Repeat the entries shown below with every word and mark intact.

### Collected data
──────────

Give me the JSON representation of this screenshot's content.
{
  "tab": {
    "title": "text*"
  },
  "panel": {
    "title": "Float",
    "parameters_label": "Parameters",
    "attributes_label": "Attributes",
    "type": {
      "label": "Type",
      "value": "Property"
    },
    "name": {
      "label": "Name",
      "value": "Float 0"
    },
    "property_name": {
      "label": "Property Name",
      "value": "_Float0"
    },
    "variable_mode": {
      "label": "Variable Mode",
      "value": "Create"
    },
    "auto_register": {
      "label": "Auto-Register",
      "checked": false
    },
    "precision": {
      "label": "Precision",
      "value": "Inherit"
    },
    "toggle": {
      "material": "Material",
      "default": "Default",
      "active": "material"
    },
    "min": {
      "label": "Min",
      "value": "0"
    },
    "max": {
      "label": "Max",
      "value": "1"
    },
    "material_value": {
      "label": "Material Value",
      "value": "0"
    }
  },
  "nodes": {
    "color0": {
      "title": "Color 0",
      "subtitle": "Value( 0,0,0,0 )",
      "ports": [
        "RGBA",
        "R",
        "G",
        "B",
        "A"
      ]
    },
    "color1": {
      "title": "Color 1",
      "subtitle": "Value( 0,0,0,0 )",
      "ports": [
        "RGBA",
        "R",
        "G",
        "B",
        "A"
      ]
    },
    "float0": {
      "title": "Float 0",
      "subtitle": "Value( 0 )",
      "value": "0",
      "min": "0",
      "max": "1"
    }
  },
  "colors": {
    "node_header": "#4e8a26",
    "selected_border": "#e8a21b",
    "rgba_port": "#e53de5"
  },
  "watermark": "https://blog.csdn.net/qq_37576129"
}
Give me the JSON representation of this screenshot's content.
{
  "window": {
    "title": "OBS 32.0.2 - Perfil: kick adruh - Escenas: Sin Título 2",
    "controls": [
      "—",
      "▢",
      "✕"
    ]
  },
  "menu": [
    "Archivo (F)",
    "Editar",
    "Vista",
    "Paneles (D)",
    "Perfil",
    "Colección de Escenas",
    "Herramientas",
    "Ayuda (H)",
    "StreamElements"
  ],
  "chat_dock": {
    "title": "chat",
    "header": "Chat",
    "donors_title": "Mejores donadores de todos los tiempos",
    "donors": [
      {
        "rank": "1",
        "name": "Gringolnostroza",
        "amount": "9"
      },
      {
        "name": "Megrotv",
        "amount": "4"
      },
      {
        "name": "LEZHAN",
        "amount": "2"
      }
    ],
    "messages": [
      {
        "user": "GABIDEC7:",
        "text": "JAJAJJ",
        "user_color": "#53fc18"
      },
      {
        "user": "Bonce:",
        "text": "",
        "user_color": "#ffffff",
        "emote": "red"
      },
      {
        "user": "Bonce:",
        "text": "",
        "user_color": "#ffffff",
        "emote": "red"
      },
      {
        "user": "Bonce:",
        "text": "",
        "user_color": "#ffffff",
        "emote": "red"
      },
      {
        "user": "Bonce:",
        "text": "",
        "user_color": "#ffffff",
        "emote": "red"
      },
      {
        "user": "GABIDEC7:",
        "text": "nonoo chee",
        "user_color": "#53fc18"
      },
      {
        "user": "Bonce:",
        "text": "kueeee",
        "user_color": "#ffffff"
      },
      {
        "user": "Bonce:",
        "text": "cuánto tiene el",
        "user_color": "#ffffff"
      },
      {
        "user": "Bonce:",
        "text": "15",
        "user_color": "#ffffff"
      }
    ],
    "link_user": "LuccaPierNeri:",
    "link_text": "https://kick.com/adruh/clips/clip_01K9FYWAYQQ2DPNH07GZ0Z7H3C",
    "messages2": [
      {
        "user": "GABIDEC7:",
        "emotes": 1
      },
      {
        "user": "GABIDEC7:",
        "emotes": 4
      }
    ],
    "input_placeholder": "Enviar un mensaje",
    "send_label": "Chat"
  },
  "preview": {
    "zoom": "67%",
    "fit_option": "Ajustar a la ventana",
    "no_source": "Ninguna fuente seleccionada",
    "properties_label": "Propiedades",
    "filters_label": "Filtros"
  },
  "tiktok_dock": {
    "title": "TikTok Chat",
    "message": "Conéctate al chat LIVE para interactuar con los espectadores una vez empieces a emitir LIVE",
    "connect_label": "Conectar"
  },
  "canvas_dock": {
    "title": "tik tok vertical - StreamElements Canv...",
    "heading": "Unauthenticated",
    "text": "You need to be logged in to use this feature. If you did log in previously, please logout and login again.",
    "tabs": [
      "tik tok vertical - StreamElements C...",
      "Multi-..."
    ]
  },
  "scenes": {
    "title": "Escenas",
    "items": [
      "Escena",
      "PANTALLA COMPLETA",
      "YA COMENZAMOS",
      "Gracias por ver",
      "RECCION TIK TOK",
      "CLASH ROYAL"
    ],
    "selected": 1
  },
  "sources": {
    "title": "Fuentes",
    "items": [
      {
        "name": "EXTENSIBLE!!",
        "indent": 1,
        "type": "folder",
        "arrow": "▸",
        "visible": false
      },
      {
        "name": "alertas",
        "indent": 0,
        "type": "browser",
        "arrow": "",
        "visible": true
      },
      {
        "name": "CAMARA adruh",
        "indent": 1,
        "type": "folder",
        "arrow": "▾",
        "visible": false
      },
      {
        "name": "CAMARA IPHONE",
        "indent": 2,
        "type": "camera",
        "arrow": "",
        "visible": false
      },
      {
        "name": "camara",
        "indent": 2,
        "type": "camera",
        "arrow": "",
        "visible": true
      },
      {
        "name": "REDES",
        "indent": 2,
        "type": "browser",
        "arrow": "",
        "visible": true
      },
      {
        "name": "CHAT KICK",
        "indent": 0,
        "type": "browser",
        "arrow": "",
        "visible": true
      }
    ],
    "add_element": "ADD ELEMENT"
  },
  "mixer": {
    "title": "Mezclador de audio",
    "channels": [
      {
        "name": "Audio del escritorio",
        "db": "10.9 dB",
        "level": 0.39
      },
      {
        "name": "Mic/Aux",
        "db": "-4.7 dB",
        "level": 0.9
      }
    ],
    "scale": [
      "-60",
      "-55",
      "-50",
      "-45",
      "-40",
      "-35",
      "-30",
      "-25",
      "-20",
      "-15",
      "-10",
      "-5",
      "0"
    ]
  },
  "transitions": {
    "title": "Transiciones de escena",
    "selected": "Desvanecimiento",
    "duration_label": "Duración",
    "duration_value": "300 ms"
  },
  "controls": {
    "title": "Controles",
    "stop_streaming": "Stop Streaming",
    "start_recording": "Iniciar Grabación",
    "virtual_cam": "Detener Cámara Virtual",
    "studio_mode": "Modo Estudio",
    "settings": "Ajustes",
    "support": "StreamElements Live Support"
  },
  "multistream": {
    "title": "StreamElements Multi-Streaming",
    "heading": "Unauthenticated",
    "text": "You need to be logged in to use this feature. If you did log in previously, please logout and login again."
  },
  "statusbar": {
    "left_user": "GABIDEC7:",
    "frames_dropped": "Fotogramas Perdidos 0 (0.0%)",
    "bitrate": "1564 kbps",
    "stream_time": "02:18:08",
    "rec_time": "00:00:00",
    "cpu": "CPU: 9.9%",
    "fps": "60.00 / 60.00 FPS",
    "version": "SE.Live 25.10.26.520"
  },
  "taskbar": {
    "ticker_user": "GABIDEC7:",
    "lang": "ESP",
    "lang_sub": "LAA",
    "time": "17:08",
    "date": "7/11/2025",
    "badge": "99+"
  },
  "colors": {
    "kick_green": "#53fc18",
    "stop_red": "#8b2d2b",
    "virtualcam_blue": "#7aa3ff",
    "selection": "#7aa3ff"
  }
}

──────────

### Answer to this task
Give me the JSON representation of this screenshot's content.
{
  "tab": {
    "title": "text*"
  },
  "panel": {
    "title": "Float",
    "parameters_label": "Parameters",
    "attributes_label": "Attributes",
    "type": {
      "label": "Type",
      "value": "Property"
    },
    "name": {
      "label": "Name",
      "value": "Float 0"
    },
    "property_name": {
      "label": "Property Name",
      "value": "_Float0"
    },
    "variable_mode": {
      "label": "Variable Mode",
      "value": "Create"
    },
    "auto_register": {
      "label": "Auto-Register",
      "checked": false
    },
    "precision": {
      "label": "Precision",
      "value": "Inherit"
    },
    "toggle": {
      "material": "Material",
      "default": "Default",
      "active": "material"
    },
    "min": {
      "label": "Min",
      "value": "0"
    },
    "max": {
      "label": "Max",
      "value": "1"
    },
    "material_value": {
      "label": "Material Value",
      "value": "0"
    }
  },
  "nodes": {
    "color0": {
      "title": "Color 0",
      "subtitle": "Value( 0,0,0,0 )",
      "ports": [
        "RGBA",
        "R",
        "G",
        "B",
        "A"
      ]
    },
    "color1": {
      "title": "Color 1",
      "subtitle": "Value( 0,0,0,0 )",
      "ports": [
        "RGBA",
        "R",
        "G",
        "B",
        "A"
      ]
    },
    "float0": {
      "title": "Float 0",
      "subtitle": "Value( 0 )",
      "value": "0",
      "min": "0",
      "max": "1"
    }
  },
  "colors": {
    "node_header": "#4e8a26",
    "selected_border": "#e8a21b",
    "rgba_port": "#e53de5"
  },
  "watermark": "https://blog.csdn.net/qq_37576129"
}
Give me the JSON representation of this screenshot's content.
{
  "window": {
    "title": "OBS 32.0.2 - Perfil: kick adruh - Escenas: Sin Título 2",
    "controls": [
      "—",
      "▢",
      "✕"
    ]
  },
  "menu": [
    "Archivo (F)",
    "Editar",
    "Vista",
    "Paneles (D)",
    "Perfil",
    "Colección de Escenas",
    "Herramientas",
    "Ayuda (H)",
    "StreamElements"
  ],
  "chat_dock": {
    "title": "chat",
    "header": "Chat",
    "donors_title": "Mejores donadores de todos los tiempos",
    "donors": [
      {
        "rank": "1",
        "name": "Gringolnostroza",
        "amount": "9"
      },
      {
        "name": "Megrotv",
        "amount": "4"
      },
      {
        "name": "LEZHAN",
        "amount": "2"
      }
    ],
    "messages": [
      {
        "user": "GABIDEC7:",
        "text": "JAJAJJ",
        "user_color": "#53fc18"
      },
      {
        "user": "Bonce:",
        "text": "",
        "user_color": "#ffffff",
        "emote": "red"
      },
      {
        "user": "Bonce:",
        "text": "",
        "user_color": "#ffffff",
        "emote": "red"
      },
      {
        "user": "Bonce:",
        "text": "",
        "user_color": "#ffffff",
        "emote": "red"
      },
      {
        "user": "Bonce:",
        "text": "",
        "user_color": "#ffffff",
        "emote": "red"
      },
      {
        "user": "GABIDEC7:",
        "text": "nonoo chee",
        "user_color": "#53fc18"
      },
      {
        "user": "Bonce:",
        "text": "kueeee",
        "user_color": "#ffffff"
      },
      {
        "user": "Bonce:",
        "text": "cuánto tiene el",
        "user_color": "#ffffff"
      },
      {
        "user": "Bonce:",
        "text": "15",
        "user_color": "#ffffff"
      }
    ],
    "link_user": "LuccaPierNeri:",
    "link_text": "https://kick.com/adruh/clips/clip_01K9FYWAYQQ2DPNH07GZ0Z7H3C",
    "messages2": [
      {
        "user": "GABIDEC7:",
        "emotes": 1
      },
      {
        "user": "GABIDEC7:",
        "emotes": 4
      }
    ],
    "input_placeholder": "Enviar un mensaje",
    "send_label": "Chat"
  },
  "preview": {
    "zoom": "67%",
    "fit_option": "Ajustar a la ventana",
    "no_source": "Ninguna fuente seleccionada",
    "properties_label": "Propiedades",
    "filters_label": "Filtros"
  },
  "tiktok_dock": {
    "title": "TikTok Chat",
    "message": "Conéctate al chat LIVE para interactuar con los espectadores una vez empieces a emitir LIVE",
    "connect_label": "Conectar"
  },
  "canvas_dock": {
    "title": "tik tok vertical - StreamElements Canv...",
    "heading": "Unauthenticated",
    "text": "You need to be logged in to use this feature. If you did log in previously, please logout and login again.",
    "tabs": [
      "tik tok vertical - StreamElements C...",
      "Multi-..."
    ]
  },
  "scenes": {
    "title": "Escenas",
    "items": [
      "Escena",
      "PANTALLA COMPLETA",
      "YA COMENZAMOS",
      "Gracias por ver",
      "RECCION TIK TOK",
      "CLASH ROYAL"
    ],
    "selected": 1
  },
  "sources": {
    "title": "Fuentes",
    "items": [
      {
        "name": "EXTENSIBLE!!",
        "indent": 1,
        "type": "folder",
        "arrow": "▸",
        "visible": false
      },
      {
        "name": "alertas",
        "indent": 0,
        "type": "browser",
        "arrow": "",
        "visible": true
      },
      {
        "name": "CAMARA adruh",
        "indent": 1,
        "type": "folder",
        "arrow": "▾",
        "visible": false
      },
      {
        "name": "CAMARA IPHONE",
        "indent": 2,
        "type": "camera",
        "arrow": "",
        "visible": false
      },
      {
        "name": "camara",
        "indent": 2,
        "type": "camera",
        "arrow": "",
        "visible": true
      },
      {
        "name": "REDES",
        "indent": 2,
        "type": "browser",
        "arrow": "",
        "visible": true
      },
      {
        "name": "CHAT KICK",
        "indent": 0,
        "type": "browser",
        "arrow": "",
        "visible": true
      }
    ],
    "add_element": "ADD ELEMENT"
  },
  "mixer": {
    "title": "Mezclador de audio",
    "channels": [
      {
        "name": "Audio del escritorio",
        "db": "10.9 dB",
        "level": 0.39
      },
      {
        "name": "Mic/Aux",
        "db": "-4.7 dB",
        "level": 0.9
      }
    ],
    "scale": [
      "-60",
      "-55",
      "-50",
      "-45",
      "-40",
      "-35",
      "-30",
      "-25",
      "-20",
      "-15",
      "-10",
      "-5",
      "0"
    ]
  },
  "transitions": {
    "title": "Transiciones de escena",
    "selected": "Desvanecimiento",
    "duration_label": "Duración",
    "duration_value": "300 ms"
  },
  "controls": {
    "title": "Controles",
    "stop_streaming": "Stop Streaming",
    "start_recording": "Iniciar Grabación",
    "virtual_cam": "Detener Cámara Virtual",
    "studio_mode": "Modo Estudio",
    "settings": "Ajustes",
    "support": "StreamElements Live Support"
  },
  "multistream": {
    "title": "StreamElements Multi-Streaming",
    "heading": "Unauthenticated",
    "text": "You need to be logged in to use this feature. If you did log in previously, please logout and login again."
  },
  "statusbar": {
    "left_user": "GABIDEC7:",
    "frames_dropped": "Fotogramas Perdidos 0 (0.0%)",
    "bitrate": "1564 kbps",
    "stream_time": "02:18:08",
    "rec_time": "00:00:00",
    "cpu": "CPU: 9.9%",
    "fps": "60.00 / 60.00 FPS",
    "version": "SE.Live 25.10.26.520"
  },
  "taskbar": {
    "ticker_user": "GABIDEC7:",
    "lang": "ESP",
    "lang_sub": "LAA",
    "time": "17:08",
    "date": "7/11/2025",
    "badge": "99+"
  },
  "colors": {
    "kick_green": "#53fc18",
    "stop_red": "#8b2d2b",
    "virtualcam_blue": "#7aa3ff",
    "selection": "#7aa3ff"
  }
}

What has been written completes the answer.